▸ **Work required**:
Here the job is to print all of the entries below verbatim and leave out any picture.
··········
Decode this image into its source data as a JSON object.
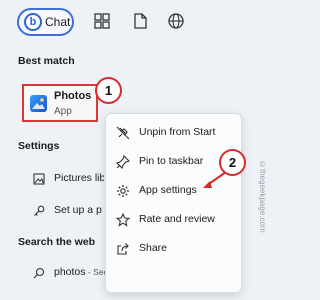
{
  "topbar": {
    "chat_label": "Chat",
    "chat_logo": "b",
    "icons": [
      "grid-icon",
      "document-icon",
      "globe-icon"
    ]
  },
  "best_match": {
    "heading": "Best match",
    "app_name": "Photos",
    "app_type": "App",
    "badge": "1"
  },
  "settings": {
    "heading": "Settings",
    "items": [
      {
        "label": "Pictures lib",
        "icon": "image-icon"
      },
      {
        "label": "Set up a p",
        "icon": "key-icon"
      }
    ]
  },
  "web": {
    "heading": "Search the web",
    "query": "photos",
    "sub": " - See web results"
  },
  "context_menu": {
    "items": [
      {
        "label": "Unpin from Start",
        "icon": "unpin-icon"
      },
      {
        "label": "Pin to taskbar",
        "icon": "pin-icon"
      },
      {
        "label": "App settings",
        "icon": "gear-icon"
      },
      {
        "label": "Rate and review",
        "icon": "star-icon"
      },
      {
        "label": "Share",
        "icon": "share-icon"
      }
    ],
    "badge": "2"
  },
  "watermark": "©thegeekpage.com",
  "colors": {
    "accent": "#3f6fd6",
    "highlight": "#e03535",
    "background": "#eef2f6"
  }
}
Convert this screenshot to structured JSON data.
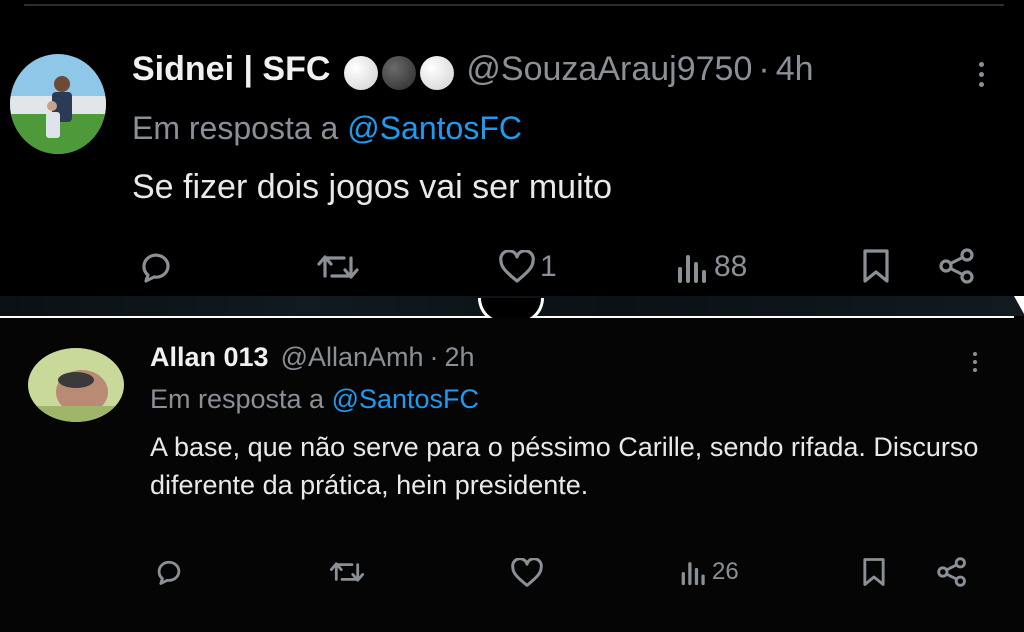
{
  "tweets": [
    {
      "name": "Sidnei | SFC",
      "handle": "@SouzaArauj9750",
      "separator": "·",
      "time": "4h",
      "badges": [
        "#f2f2f2",
        "#444444",
        "#f2f2f2"
      ],
      "reply_prefix": "Em resposta a",
      "reply_mention": "@SantosFC",
      "text": "Se fizer dois jogos vai ser muito",
      "actions": {
        "replies": "",
        "reposts": "",
        "likes": "1",
        "views": "88"
      }
    },
    {
      "name": "Allan 013",
      "handle": "@AllanAmh",
      "separator": "·",
      "time": "2h",
      "reply_prefix": "Em resposta a",
      "reply_mention": "@SantosFC",
      "text": "A base, que não serve para o péssimo Carille, sendo rifada. Discurso diferente da prática, hein presidente.",
      "actions": {
        "replies": "",
        "reposts": "",
        "likes": "",
        "views": "26"
      }
    }
  ],
  "icons": {
    "reply": "reply-icon",
    "repost": "repost-icon",
    "like": "heart-icon",
    "views": "views-icon",
    "bookmark": "bookmark-icon",
    "share": "share-icon",
    "more": "more-icon"
  },
  "colors": {
    "background": "#000000",
    "text": "#e7e9ea",
    "secondary": "#8b9096",
    "mention": "#1d9bf0"
  }
}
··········
▸ **Exercise response**:
Decode this image into its source data as a JSON object.
{
  "topbar": {
    "chat_label": "Chat",
    "chat_logo": "b",
    "icons": [
      "grid-icon",
      "document-icon",
      "globe-icon"
    ]
  },
  "best_match": {
    "heading": "Best match",
    "app_name": "Photos",
    "app_type": "App",
    "badge": "1"
  },
  "settings": {
    "heading": "Settings",
    "items": [
      {
        "label": "Pictures lib",
        "icon": "image-icon"
      },
      {
        "label": "Set up a p",
        "icon": "key-icon"
      }
    ]
  },
  "web": {
    "heading": "Search the web",
    "query": "photos",
    "sub": " - See web results"
  },
  "context_menu": {
    "items": [
      {
        "label": "Unpin from Start",
        "icon": "unpin-icon"
      },
      {
        "label": "Pin to taskbar",
        "icon": "pin-icon"
      },
      {
        "label": "App settings",
        "icon": "gear-icon"
      },
      {
        "label": "Rate and review",
        "icon": "star-icon"
      },
      {
        "label": "Share",
        "icon": "share-icon"
      }
    ],
    "badge": "2"
  },
  "watermark": "©thegeekpage.com",
  "colors": {
    "accent": "#3f6fd6",
    "highlight": "#e03535",
    "background": "#eef2f6"
  }
}
Convert this screenshot to structured JSON data.
{
  "tweets": [
    {
      "name": "Sidnei | SFC",
      "handle": "@SouzaArauj9750",
      "separator": "·",
      "time": "4h",
      "badges": [
        "#f2f2f2",
        "#444444",
        "#f2f2f2"
      ],
      "reply_prefix": "Em resposta a",
      "reply_mention": "@SantosFC",
      "text": "Se fizer dois jogos vai ser muito",
      "actions": {
        "replies": "",
        "reposts": "",
        "likes": "1",
        "views": "88"
      }
    },
    {
      "name": "Allan 013",
      "handle": "@AllanAmh",
      "separator": "·",
      "time": "2h",
      "reply_prefix": "Em resposta a",
      "reply_mention": "@SantosFC",
      "text": "A base, que não serve para o péssimo Carille, sendo rifada. Discurso diferente da prática, hein presidente.",
      "actions": {
        "replies": "",
        "reposts": "",
        "likes": "",
        "views": "26"
      }
    }
  ],
  "icons": {
    "reply": "reply-icon",
    "repost": "repost-icon",
    "like": "heart-icon",
    "views": "views-icon",
    "bookmark": "bookmark-icon",
    "share": "share-icon",
    "more": "more-icon"
  },
  "colors": {
    "background": "#000000",
    "text": "#e7e9ea",
    "secondary": "#8b9096",
    "mention": "#1d9bf0"
  }
}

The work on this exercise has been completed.